DUI. Driving Under Influence.
You've been told a thousand and one times that you shouldn't drive and drink. Or take drugs for that matter. But when you do get into that sticky DUI situation, here are important information that will get you through your ordeal.
Arrested for DUI.
Once you're arrested for DUI, this is what happens. The officer who caught you will immediately send a copy of the suspension or revocation form of your driver's license with your sworn statement ( you'll be made to sign it) to the Department of Motor Vehicles or DMV. DMW reviews the report and if they say the report is good, which is to your disadvantage, you may request a hearing to contest the suspension or revocation.
Confiscated license after the arrest.
Your driver's license will be returned to you at the end of the suspension or revocation, provided that you pay a re-issue fee to the DMV and file a proof of financial responsibility. IF DMV finds out that there no basis for the suspension or revocation, your driver license will be issued or returned to you.
Order of Suspension and Temporary License.
This is given by the officer after the arrest for DUI. You may drive for 30 days from the date the order of suspension or revocation was issued, provided that you have California driver license and your driver license is not expired, or your driving privilege is not suspended or revoked for some other reason.
Once arrested, the officer will give you a Notice of Suspension which says that you have ten days to request an administrative hearing. A hearing is your opportunity to show that the suspension or revocation is not justified. It's your chance to plead you case.
Suspension of driving privilege of you took the test.

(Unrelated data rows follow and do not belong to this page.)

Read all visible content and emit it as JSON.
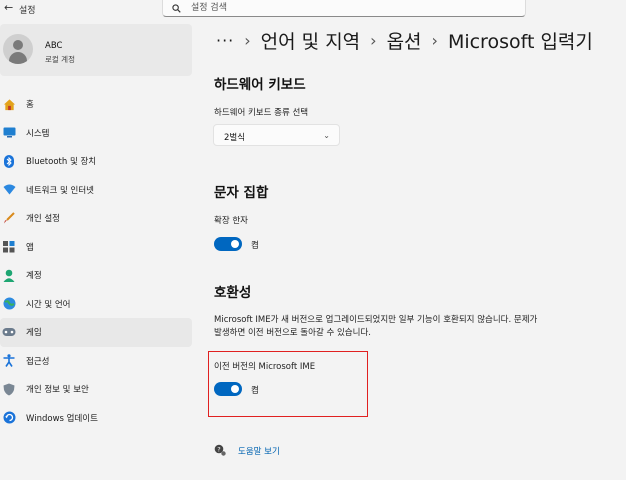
{
  "app": {
    "title": "설정",
    "back_icon": "back-arrow-icon"
  },
  "search": {
    "placeholder": "설정 검색",
    "icon": "search-icon"
  },
  "profile": {
    "name": "ABC",
    "account_type": "로컬 계정"
  },
  "sidebar": {
    "active_index": 8,
    "items": [
      {
        "label": "홈",
        "icon": "home-icon"
      },
      {
        "label": "시스템",
        "icon": "system-icon"
      },
      {
        "label": "Bluetooth 및 장치",
        "icon": "bluetooth-icon"
      },
      {
        "label": "네트워크 및 인터넷",
        "icon": "network-icon"
      },
      {
        "label": "개인 설정",
        "icon": "personalization-brush-icon"
      },
      {
        "label": "앱",
        "icon": "apps-icon"
      },
      {
        "label": "계정",
        "icon": "accounts-icon"
      },
      {
        "label": "시간 및 언어",
        "icon": "time-language-icon"
      },
      {
        "label": "게임",
        "icon": "gaming-icon"
      },
      {
        "label": "접근성",
        "icon": "accessibility-icon"
      },
      {
        "label": "개인 정보 및 보안",
        "icon": "privacy-shield-icon"
      },
      {
        "label": "Windows 업데이트",
        "icon": "windows-update-icon"
      }
    ]
  },
  "breadcrumb": {
    "more": "···",
    "items": [
      "언어 및 지역",
      "옵션",
      "Microsoft 입력기"
    ]
  },
  "hardware_keyboard": {
    "title": "하드웨어 키보드",
    "type_label": "하드웨어 키보드 종류 선택",
    "selected": "2벌식"
  },
  "charset": {
    "title": "문자 집합",
    "extended_hanja_label": "확장 한자",
    "extended_hanja_state": "켬"
  },
  "compatibility": {
    "title": "호환성",
    "description": "Microsoft IME가 새 버전으로 업그레이드되었지만 일부 기능이 호환되지 않습니다. 문제가 발생하면 이전 버전으로 돌아갈 수 있습니다.",
    "previous_version_label": "이전 버전의 Microsoft IME",
    "previous_version_state": "켬"
  },
  "help": {
    "link_text": "도움말 보기"
  },
  "colors": {
    "accent": "#0067c0",
    "highlight_border": "#e02020",
    "link": "#0063b1"
  }
}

If you are 21 years of age or older, took a blood or breath test, or (if applicable) a urine test, and the results showed 0.08% BAC (blood/breath alcohol concentration )or more:. A first offense will result in a 4-month suspension. A second or subsequent offense within 7 years will result in a 1-year suspension. If you are under 21 year of age, took a preliminary alcohol screening (PAS) test or other chemical test and results showed 0.01% BAC or more, your driving privilege will be suspended for 1 year.
If you have work and you need to drive to work, you may apply for a restricted license to drive to and from work at any DMV field office.
Refusal to take the chemical test.
You are required by law to take the chemical test to check the alcohol or drug content in your blood. There is no more urine test unless: The officer suspects you were driving under the influence of drugs or a combination of drugs and alcohol or both the blood or breath tests are not available. You can also take the urine test if you are hemophiliac (a disease wherein you have uncontrollable bleeding) or you are taking anticoagulant (prevents clotting of the blood) medication in for your heart condition.
Suspension of driving privilege if you refuse to take the chemical test.
If you were 21 years of older at the time of arrest and you refused or failed to complete a blood or breath test, or (if applicable) a urine test: A first offense will result in a 1-year suspension. A second offense within 7 years will result in a 2-year revocation. A third or subsequent offense within 7 years will result in a 3-year revocation.
If you were under 21 years of age at the time of being detained or arrested and you refused or failed to complete the test: A first offense will result in a 1-year suspension. A second offense within 7 years will result in a 2-year revocation. A third or subsequent offense within 7 years will result in a 3-year revocation.
Difference between DUI arrest from suspension or revocation after conviction in criminal court. The DMV suspension or revocation is an administrative action taken against your driving privilege only. The suspension or revocation following a conviction in court is a mandatory action for which jail, fine, or other criminal penalty can be imposed.